---------- Material provided

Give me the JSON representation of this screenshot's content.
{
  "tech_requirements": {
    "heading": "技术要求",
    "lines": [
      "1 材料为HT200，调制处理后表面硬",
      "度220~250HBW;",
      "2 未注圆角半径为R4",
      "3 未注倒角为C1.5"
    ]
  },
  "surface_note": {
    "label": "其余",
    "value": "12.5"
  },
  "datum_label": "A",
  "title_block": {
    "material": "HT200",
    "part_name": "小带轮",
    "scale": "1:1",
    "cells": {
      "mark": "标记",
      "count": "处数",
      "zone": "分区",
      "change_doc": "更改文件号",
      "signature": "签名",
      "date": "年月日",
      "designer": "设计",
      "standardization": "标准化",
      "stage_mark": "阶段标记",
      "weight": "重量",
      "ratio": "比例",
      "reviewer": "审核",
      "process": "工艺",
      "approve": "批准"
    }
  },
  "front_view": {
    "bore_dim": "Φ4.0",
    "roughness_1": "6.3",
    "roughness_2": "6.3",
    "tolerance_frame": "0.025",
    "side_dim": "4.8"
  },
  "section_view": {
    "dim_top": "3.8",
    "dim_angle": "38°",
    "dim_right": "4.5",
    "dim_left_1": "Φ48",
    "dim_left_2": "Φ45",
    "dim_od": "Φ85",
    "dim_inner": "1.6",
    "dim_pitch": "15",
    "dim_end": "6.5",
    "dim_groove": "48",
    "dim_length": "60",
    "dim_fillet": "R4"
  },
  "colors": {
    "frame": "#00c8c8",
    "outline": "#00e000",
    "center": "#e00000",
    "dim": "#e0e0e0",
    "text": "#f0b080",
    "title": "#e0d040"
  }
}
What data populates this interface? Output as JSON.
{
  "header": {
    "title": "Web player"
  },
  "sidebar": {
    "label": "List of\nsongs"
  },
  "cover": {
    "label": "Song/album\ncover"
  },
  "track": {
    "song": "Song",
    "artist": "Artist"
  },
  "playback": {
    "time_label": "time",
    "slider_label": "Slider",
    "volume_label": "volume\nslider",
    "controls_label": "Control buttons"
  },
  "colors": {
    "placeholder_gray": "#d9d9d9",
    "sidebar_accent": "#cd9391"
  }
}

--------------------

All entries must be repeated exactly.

- **Answer**
Give me the JSON representation of this screenshot's content.
{
  "tech_requirements": {
    "heading": "技术要求",
    "lines": [
      "1 材料为HT200，调制处理后表面硬",
      "度220~250HBW;",
      "2 未注圆角半径为R4",
      "3 未注倒角为C1.5"
    ]
  },
  "surface_note": {
    "label": "其余",
    "value": "12.5"
  },
  "datum_label": "A",
  "title_block": {
    "material": "HT200",
    "part_name": "小带轮",
    "scale": "1:1",
    "cells": {
      "mark": "标记",
      "count": "处数",
      "zone": "分区",
      "change_doc": "更改文件号",
      "signature": "签名",
      "date": "年月日",
      "designer": "设计",
      "standardization": "标准化",
      "stage_mark": "阶段标记",
      "weight": "重量",
      "ratio": "比例",
      "reviewer": "审核",
      "process": "工艺",
      "approve": "批准"
    }
  },
  "front_view": {
    "bore_dim": "Φ4.0",
    "roughness_1": "6.3",
    "roughness_2": "6.3",
    "tolerance_frame": "0.025",
    "side_dim": "4.8"
  },
  "section_view": {
    "dim_top": "3.8",
    "dim_angle": "38°",
    "dim_right": "4.5",
    "dim_left_1": "Φ48",
    "dim_left_2": "Φ45",
    "dim_od": "Φ85",
    "dim_inner": "1.6",
    "dim_pitch": "15",
    "dim_end": "6.5",
    "dim_groove": "48",
    "dim_length": "60",
    "dim_fillet": "R4"
  },
  "colors": {
    "frame": "#00c8c8",
    "outline": "#00e000",
    "center": "#e00000",
    "dim": "#e0e0e0",
    "text": "#f0b080",
    "title": "#e0d040"
  }
}
What data populates this interface? Output as JSON.
{
  "header": {
    "title": "Web player"
  },
  "sidebar": {
    "label": "List of\nsongs"
  },
  "cover": {
    "label": "Song/album\ncover"
  },
  "track": {
    "song": "Song",
    "artist": "Artist"
  },
  "playback": {
    "time_label": "time",
    "slider_label": "Slider",
    "volume_label": "volume\nslider",
    "controls_label": "Control buttons"
  },
  "colors": {
    "placeholder_gray": "#d9d9d9",
    "sidebar_accent": "#cd9391"
  }
}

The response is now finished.